Back to the Shores of Tripoli?
On intervention in Libya


Daniel Pipes


The official hymn of the U.S. Marine Corps famously begins with “From the Halls of Montezuma to the shores of Tripoli, we fight our country’s battles in the air, on land, and sea.” The reference to Tripoli alludes to the Battle of Derna of 1805, the first overseas land combat fought by U.S. troops and a decisive American victory. (A U.S. Marine painter, Charles H. Waterhouse, depicts “The Assault on Derna, Tripoli, 27 April 1805.”)

Recent fighting in Libya prompts a question: Should the Marines be sent anew to the shores of Tripoli, this time to protect not the high seas but the rebellious peoples of Libya rising against their government and calling for assistance as they are strafed from the air by troops loyal to Moammar Qaddafi?

My first instinct is readily to agree to a no-fly zone, thereby improving the odds for the valiant opposition. Several factors encourage this instinct: Libya’s easy accessibility from U.S. and NATO air bases, the country’s flat and sparse geography, the near-universal condemnation of Qaddafi’s actions, the urgency fully to restore Libyan oil to the export market, and the likelihood that such intervention will end the wretched 42-year rule of an outlandish and repulsive figure.

But instinct does not make for sound policy. An act of war requires context, guidelines, and consistency.

However easy the operation might look, Qaddafi could have unexpected reserves of power that could lead to a long and messy engagement. If he survives, he could become all the more virulent. However repulsive he may be, his (Islamist?) opponents could be yet more threatening to U.S. interests. More broadly, meddling in an internal conflict could make more enemies than friends, and it would fuel anti-American conspiracy theories.

Further, air power has not yet proven decisive in Libya; its impact has been mainly psychological and might not determine whether Qaddafi manages to stay in power. Imposing a no-fly zone in Libya sets a precedent for situations where circumstances are less favorable (e.g., North Korea). And who will follow Qaddafi’s example and give up making nuclear weapons if this eases his own loss of power?

Behind the Libya debate looms the specter of Iraq and George W. Bush’s “freedom agenda.” Bush’s partisans see this as payback time while skeptics worry about unintended consequences. Were Barack Obama to use force in Libya, it would be tantamount to his conceding he was wrong to savage Bush’s Middle East policies. It would also, following Iraq and Afghanistan, involve American troops fighting the forces of yet another majority-Muslim country, something that Obama, with his emphasis on “mutual respect” with Muslims, must be loath to undertake.

More fundamental is the imperative not to put American troops in harm’s way on behalf of humanitarian goals for other peoples. Social work cannot be the U.S. military purpose; rather, troops must always forward specific American national interests.

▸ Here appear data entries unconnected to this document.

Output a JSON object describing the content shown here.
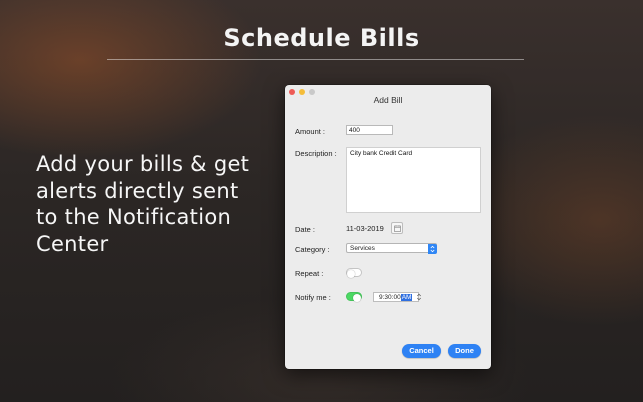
{
  "headline": "Schedule Bills",
  "tagline": "Add your bills & get alerts directly sent to the Notification Center",
  "dialog": {
    "title": "Add Bill",
    "fields": {
      "amount_label": "Amount :",
      "amount_value": "400",
      "description_label": "Description :",
      "description_value": "City bank Credit Card",
      "date_label": "Date :",
      "date_value": "11-03-2019",
      "category_label": "Category :",
      "category_value": "Services",
      "repeat_label": "Repeat :",
      "repeat_on": false,
      "notify_label": "Notify me :",
      "notify_on": true,
      "notify_time": "9:30:00",
      "notify_ampm": "AM"
    },
    "buttons": {
      "cancel": "Cancel",
      "done": "Done"
    }
  },
  "colors": {
    "accent": "#2e82f4",
    "toggle_on": "#4cd964",
    "close_light": "#ee5b56",
    "minimize_light": "#f5bd3a"
  },
  "icons": [
    "calendar-icon",
    "chevron-updown-icon",
    "stepper-icon"
  ]
}
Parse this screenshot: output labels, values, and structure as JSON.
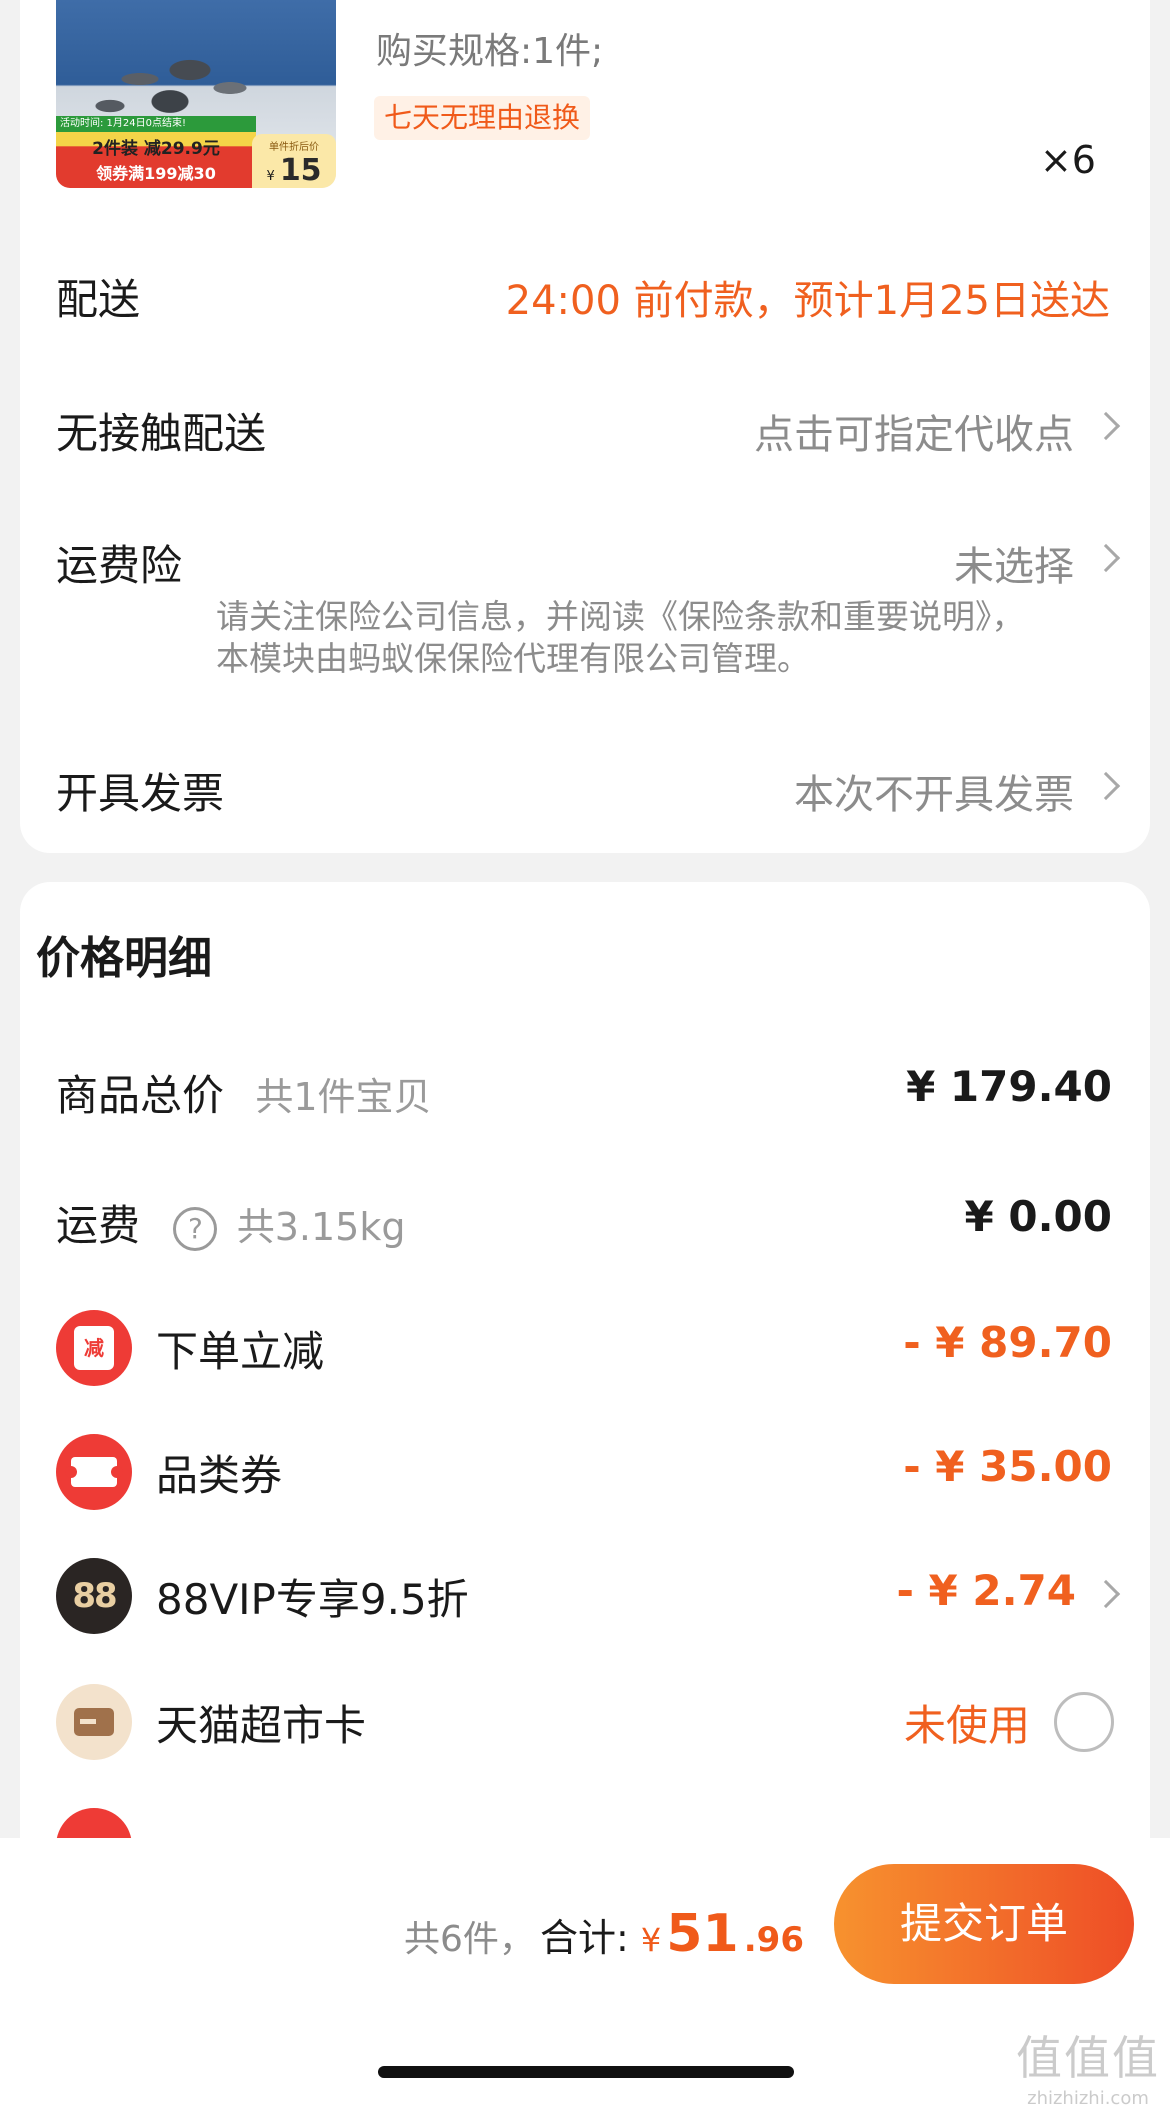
{
  "product": {
    "spec": "购买规格:1件;",
    "tag": "七天无理由退换",
    "quantity": "×6",
    "thumbnail": {
      "activity_text": "活动时间: 1月24日0点结束!",
      "promo_main": "2件装 减29.9元",
      "promo_coupon": "领券满199减30",
      "unit_price_label": "单件折后价",
      "currency": "¥",
      "unit_price": "15"
    }
  },
  "order_options": {
    "delivery": {
      "label": "配送",
      "value": "24:00 前付款，预计1月25日送达"
    },
    "contactless": {
      "label": "无接触配送",
      "value": "点击可指定代收点"
    },
    "shipping_insurance": {
      "label": "运费险",
      "value": "未选择",
      "note": "请关注保险公司信息，并阅读《保险条款和重要说明》，本模块由蚂蚁保保险代理有限公司管理。"
    },
    "invoice": {
      "label": "开具发票",
      "value": "本次不开具发票"
    }
  },
  "price_detail": {
    "title": "价格明细",
    "goods_total": {
      "label": "商品总价",
      "sub": "共1件宝贝",
      "value": "¥ 179.40"
    },
    "shipping": {
      "label": "运费",
      "sub": "共3.15kg",
      "value": "¥ 0.00",
      "help_icon": "?"
    },
    "discounts": [
      {
        "label": "下单立减",
        "value": "- ¥ 89.70",
        "icon": "reduce-icon",
        "icon_text": "减",
        "has_chevron": false
      },
      {
        "label": "品类券",
        "value": "- ¥ 35.00",
        "icon": "ticket-icon",
        "has_chevron": false
      },
      {
        "label": "88VIP专享9.5折",
        "value": "- ¥ 2.74",
        "icon": "vip88-icon",
        "icon_text": "88",
        "has_chevron": true
      },
      {
        "label": "天猫超市卡",
        "value": "未使用",
        "icon": "card-icon",
        "has_radio": true
      }
    ]
  },
  "footer": {
    "count_text": "共6件，",
    "total_label": "合计: ",
    "currency": "¥",
    "total_int": "51",
    "total_dec": ".96",
    "submit_label": "提交订单",
    "watermark_main": "值值值",
    "watermark_sub": "zhizhizhi.com"
  },
  "colors": {
    "accent": "#f0601f",
    "submit_gradient_start": "#f7922e",
    "submit_gradient_end": "#ee4d26",
    "red_icon": "#ee3b36"
  }
}
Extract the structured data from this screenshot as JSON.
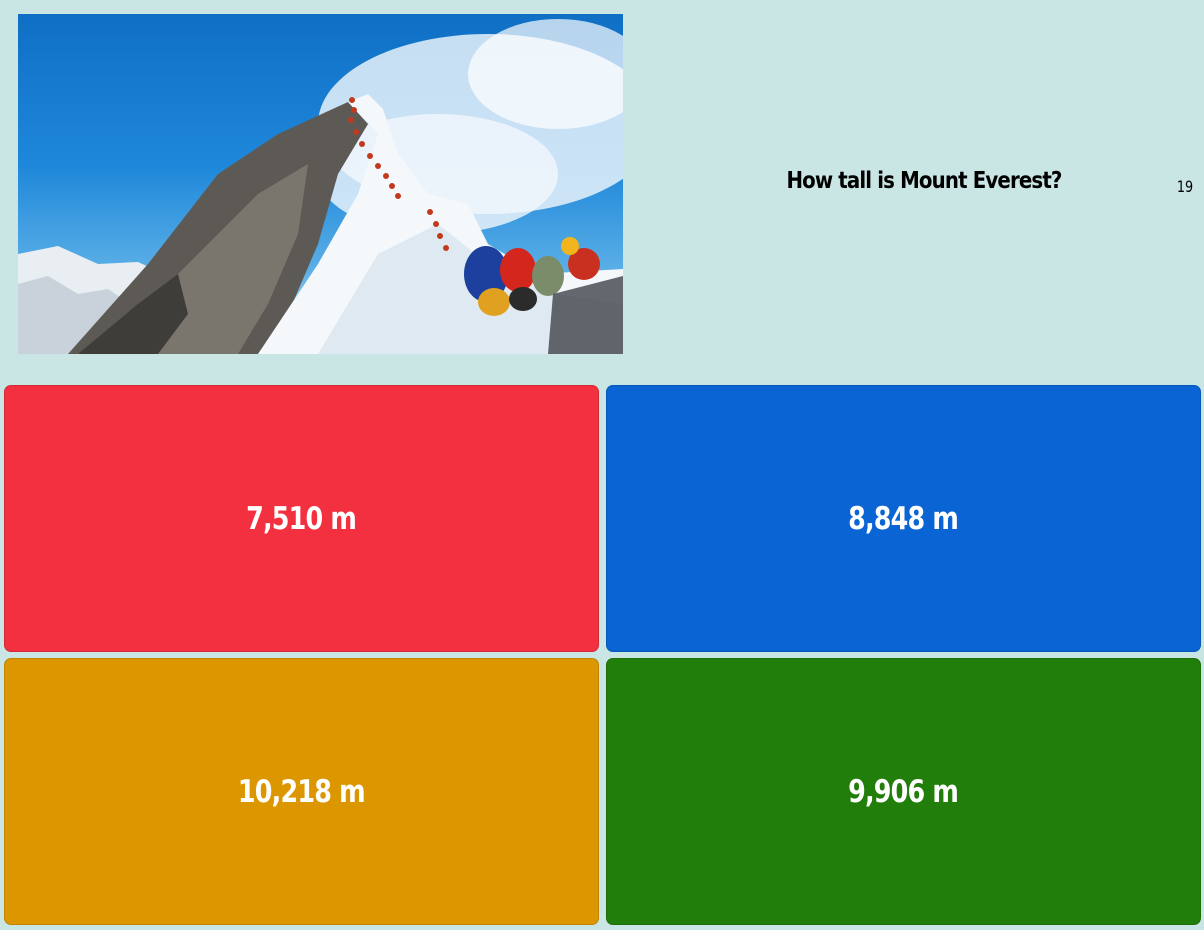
{
  "question": {
    "text": "How tall is Mount Everest?",
    "timer": "19"
  },
  "image": {
    "subject": "climbers-on-everest-summit-ridge"
  },
  "answers": [
    {
      "label": "7,510 m",
      "color": "#f2303f"
    },
    {
      "label": "8,848 m",
      "color": "#0a64d4"
    },
    {
      "label": "10,218 m",
      "color": "#dc9600"
    },
    {
      "label": "9,906 m",
      "color": "#217e0b"
    }
  ],
  "theme": {
    "background": "#c9e6e4"
  }
}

That the U.S. military, as personified by Secretary of Defense Robert Gates, shies away from taking on this duty, emphasizing its costs and dangers (“a big operation in a big country”), serves as a salutary caution, especially given lapses in U.S. intelligence. That Libyans are starting to turn to Islamists for leadership, however, could turn Libya into another Somalia.